I also listened to Glorilla’s song with Cardi-B, Tomorrow 2 on steroids. They killed it!!! Cardi’s verse is fireeeee. The music video makes me smile so much lmao, I found myself watching reactions by black creators to feed off their joy. I love seeing women have a great time.
I read my babe, Simi’s article titled: “When did that One Start: A Research On See-Finish and Its Extensive Consequences.” It made me laugh, but it was filled with so many gems.
I also learned a lot from this Cowrywise article on Building wealth with a 9-5. Currently don’t see entrepreneurship in my vision, so it was nice reading practical ways in which one could create wealth as an employee.
I watched episodes of Ghost Doctor, to destress. The drama don dey stress me small small.

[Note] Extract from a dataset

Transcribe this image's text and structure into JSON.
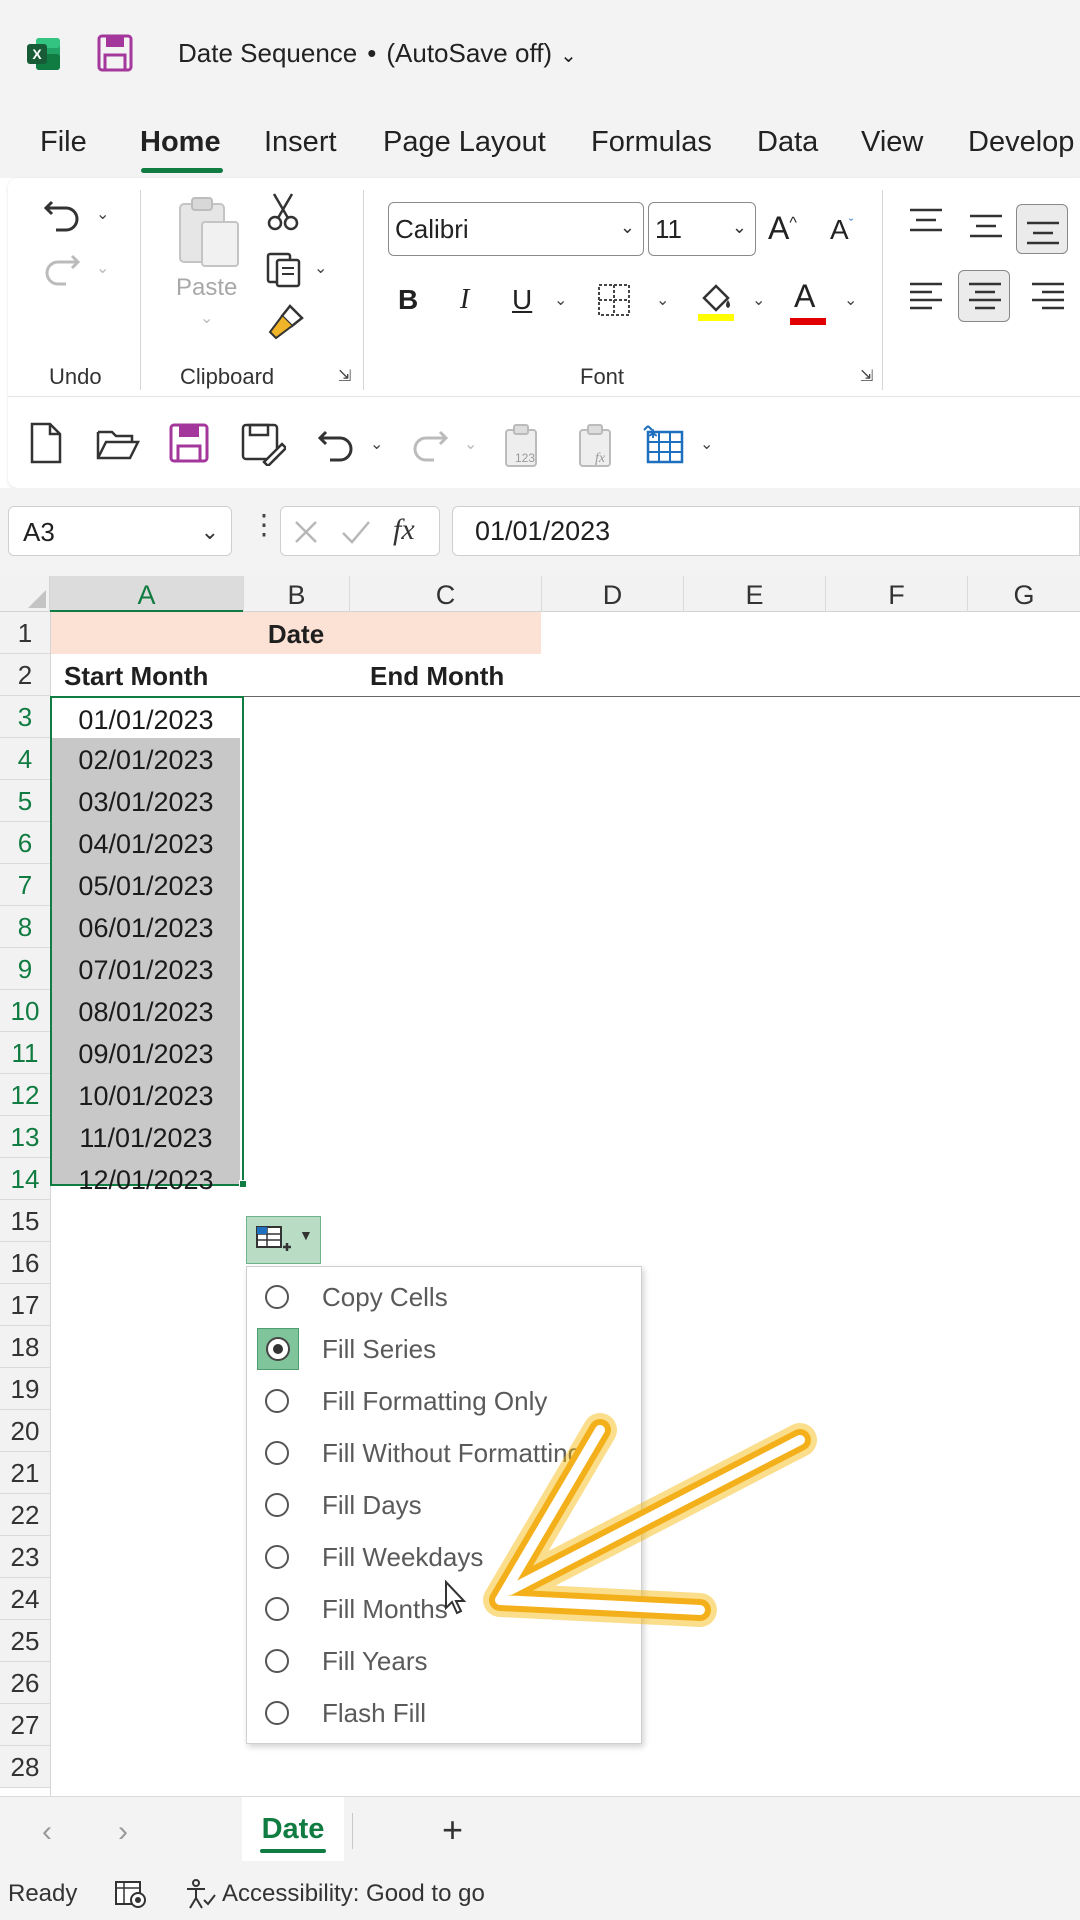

It feels like they’re dragging things, but i’ll still be here.
Till next week (hopefully).